When She Was Gone by Gwendolen Gross is about a seventeen-year-old girl who goes missing just before she is about to go off to college. This is what happens in Songs for the Missing by Stewart O’Nan, but the author lightens up the story by letting the reader know early on that Linsey Hart had left a note before leaving her house very early that summer morning and that the note had gone missing. Everyone is worried about her disappearance, but readers know that at least she was safe when she left. As the story progresses from Day One onward, concern over the missing girl and her family grows among the neighbors and families in the suburban town, but also a heightened sense of drama and sympathy fatigue, as time passes.
Many people in Linsey’s town – her mother, her little brothers, her ex-boyfriend Timmy, her school friends, her neighbor, the woman she babysits for – know something about Linsey that not everyone knows.

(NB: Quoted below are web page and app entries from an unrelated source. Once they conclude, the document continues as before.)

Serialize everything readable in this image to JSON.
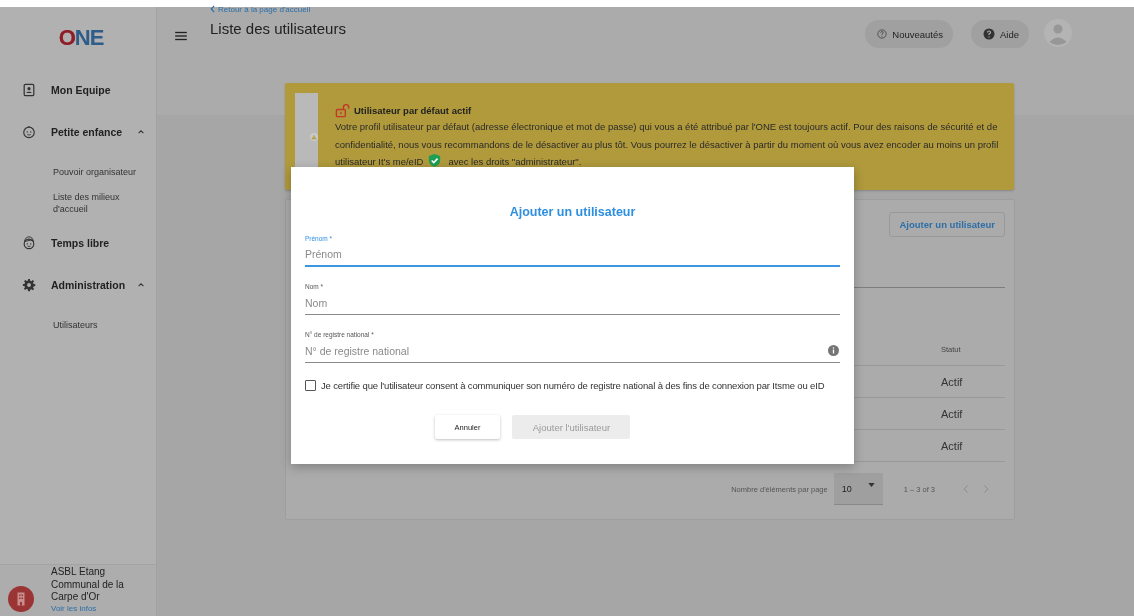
{
  "sidebar": {
    "logo": "ONE",
    "items": [
      {
        "label": "Mon Equipe"
      },
      {
        "label": "Petite enfance",
        "expanded": true,
        "children": [
          {
            "label": "Pouvoir organisateur"
          },
          {
            "label": "Liste des milieux d'accueil"
          }
        ]
      },
      {
        "label": "Temps libre"
      },
      {
        "label": "Administration",
        "expanded": true,
        "children": [
          {
            "label": "Utilisateurs"
          }
        ]
      }
    ],
    "organization": {
      "name": "ASBL Etang Communal de la Carpe d'Or",
      "link": "Voir les infos"
    }
  },
  "header": {
    "back_link": "Retour à la page d'accueil",
    "title": "Liste des utilisateurs",
    "buttons": [
      {
        "label": "Nouveautés",
        "kind": "news"
      },
      {
        "label": "Aide",
        "kind": "help"
      }
    ]
  },
  "banner": {
    "title": "Utilisateur par défaut actif",
    "text": "Votre profil utilisateur par défaut (adresse électronique et mot de passe) qui vous a été attribué par l'ONE est toujours actif. Pour des raisons de sécurité et de confidentialité, nous vous recommandons de le désactiver au plus tôt. Vous pourrez le désactiver à partir du moment où vous avez encoder au moins un profil utilisateur It's me/eID",
    "text_after": "avec les droits \"administrateur\"."
  },
  "users_card": {
    "add_button": "Ajouter un utilisateur",
    "table": {
      "columns": [
        "Statut"
      ],
      "rows": [
        [
          "Actif"
        ],
        [
          "Actif"
        ],
        [
          "Actif"
        ]
      ]
    },
    "pagination": {
      "label": "Nombre d'éléments par page",
      "page_size": "10",
      "range": "1 – 3 of 3"
    }
  },
  "dialog": {
    "title": "Ajouter un utilisateur",
    "fields": [
      {
        "label": "Prénom *",
        "placeholder": "Prénom",
        "focused": true
      },
      {
        "label": "Nom *",
        "placeholder": "Nom",
        "focused": false
      },
      {
        "label": "N° de registre national *",
        "placeholder": "N° de registre national",
        "focused": false,
        "info": true
      }
    ],
    "consent": {
      "label": "Je certifie que l'utilisateur consent à communiquer son numéro de registre national à des fins de connexion par Itsme ou eID",
      "checked": false
    },
    "buttons": [
      {
        "label": "Annuler",
        "disabled": false
      },
      {
        "label": "Ajouter l'utilisateur",
        "disabled": true
      }
    ]
  }
}
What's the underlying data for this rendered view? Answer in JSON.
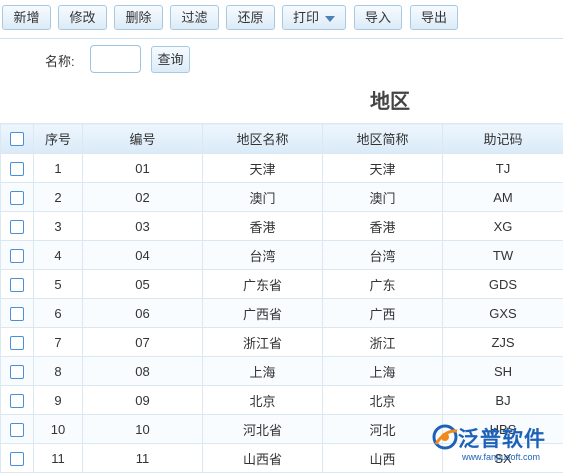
{
  "toolbar": {
    "buttons": [
      {
        "key": "add",
        "label": "新增"
      },
      {
        "key": "edit",
        "label": "修改"
      },
      {
        "key": "delete",
        "label": "删除"
      },
      {
        "key": "filter",
        "label": "过滤"
      },
      {
        "key": "restore",
        "label": "还原"
      },
      {
        "key": "print",
        "label": "打印"
      },
      {
        "key": "import",
        "label": "导入"
      },
      {
        "key": "export",
        "label": "导出"
      }
    ]
  },
  "search": {
    "label": "名称:",
    "value": "",
    "button": "查询"
  },
  "page_title": "地区",
  "table": {
    "headers": [
      "序号",
      "编号",
      "地区名称",
      "地区简称",
      "助记码"
    ],
    "rows": [
      [
        "1",
        "01",
        "天津",
        "天津",
        "TJ"
      ],
      [
        "2",
        "02",
        "澳门",
        "澳门",
        "AM"
      ],
      [
        "3",
        "03",
        "香港",
        "香港",
        "XG"
      ],
      [
        "4",
        "04",
        "台湾",
        "台湾",
        "TW"
      ],
      [
        "5",
        "05",
        "广东省",
        "广东",
        "GDS"
      ],
      [
        "6",
        "06",
        "广西省",
        "广西",
        "GXS"
      ],
      [
        "7",
        "07",
        "浙江省",
        "浙江",
        "ZJS"
      ],
      [
        "8",
        "08",
        "上海",
        "上海",
        "SH"
      ],
      [
        "9",
        "09",
        "北京",
        "北京",
        "BJ"
      ],
      [
        "10",
        "10",
        "河北省",
        "河北",
        "HBS"
      ],
      [
        "11",
        "11",
        "山西省",
        "山西",
        "SX"
      ]
    ]
  },
  "watermark": {
    "brand": "泛普软件",
    "url": "www.fanpusoft.com"
  },
  "colors": {
    "accent": "#4a90d9",
    "header_bg": "#d9eaf8",
    "button_border": "#a9c9e2",
    "brand": "#1d62b8"
  }
}
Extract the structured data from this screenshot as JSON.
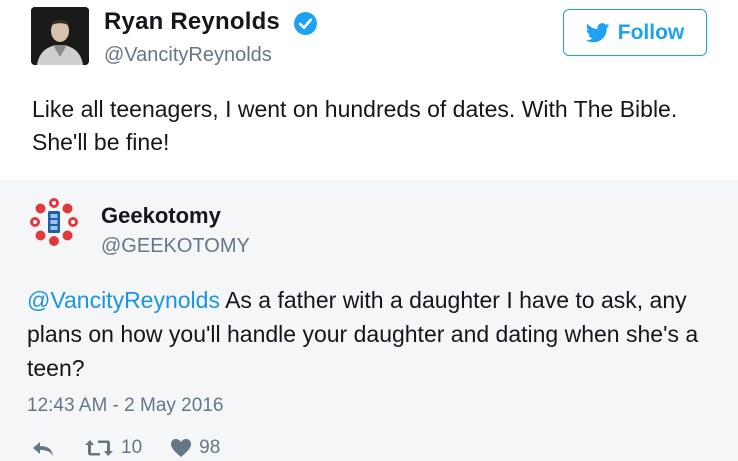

But no one knows where she is, whether she has been abducted, or why she would leave of her own accord when she was so close to leaving town anyway. Readers also don’t know any of these things.
The story moves around – settling briefly on one character, then moving to the next, beginning with Linsey’s next-door neighbor, the solitary and eccentric piano teacher, Mr. Leonard. Reading, we gather bits of evidence from each, piecing together an outline of what happened from what each person has seen or knows. The chapter headings list neighborhood addresses (24 Sycamore St., 26 Sycamore St., etc.) cluing readers in that the focus is shifting from one character to another. Linsey’s family has already been broken and put back together after a tragedy several years ago; Linsey and her mother are both still fragile. Several neighbors have secrets they would prefer not to have revealed to their neighbors in the course of a police investigation. It quickly becomes clear how little we really know even when we observe something. Also, how little we really know about even our closest neighbors.
This is a quiet story, not a shocking one or a suspenseful one. If you go into it looking for something like The Lovely Bones or Gone Girl, you’re going to be disappointed. When She Was Gone is more of a psychological novel. It doesn’t go deep into the family’s emotional reservoir the way Songs for the Missing does, but stays closer to the factual surface of the story, reporting characters’ thoughts, allowing readers to read between the lines, and getting down to the nub of dissatisfaction at the heart of suburban life.
When She Was Gone is the author’s fifth novel. The multiple points of view and writing style reminded me in some ways of Kate Morgenroth. The author’s writing style may have also seemed familiar to me because I’ve read The Other Mother by her, which came out in 2007. The characters in When She Was Gone are well drawn and memorable; I enjoyed reading this study of a suburban town in subdued crisis mode.
Here’s an excerpt from the end of the first chapter of When She Was Gone:
Later, when they came to question him, Mr. Leonard would try to be faithful to the morning. He remembered the note, but assumed they already knew. He remembered a lot of things, but only answered their questions. By then, the word “vanished” had wafted into his windows like the stray spittle that worked its way from rain through the screens. But vanished, Mr. Leonard thought, was a relative term. Linsey knew where she was, he thought, Linsey knew what she was seeing and hearing, what tastes touched her tongue.
He’d seen her seeing him. It wasn’t as if he could help himself – it wasn’t as if he was really living in his body – sometimes at the piano, sometimes inside the music. Mr. Leonard knew something about Linsey, something secret. But then, he had secrets of his own; he understood, and he wasn’t telling.
When She Was Gone
$16.00 US/$18.99 CAN
Disclosure: I won this book in a giveaway from My Book Views.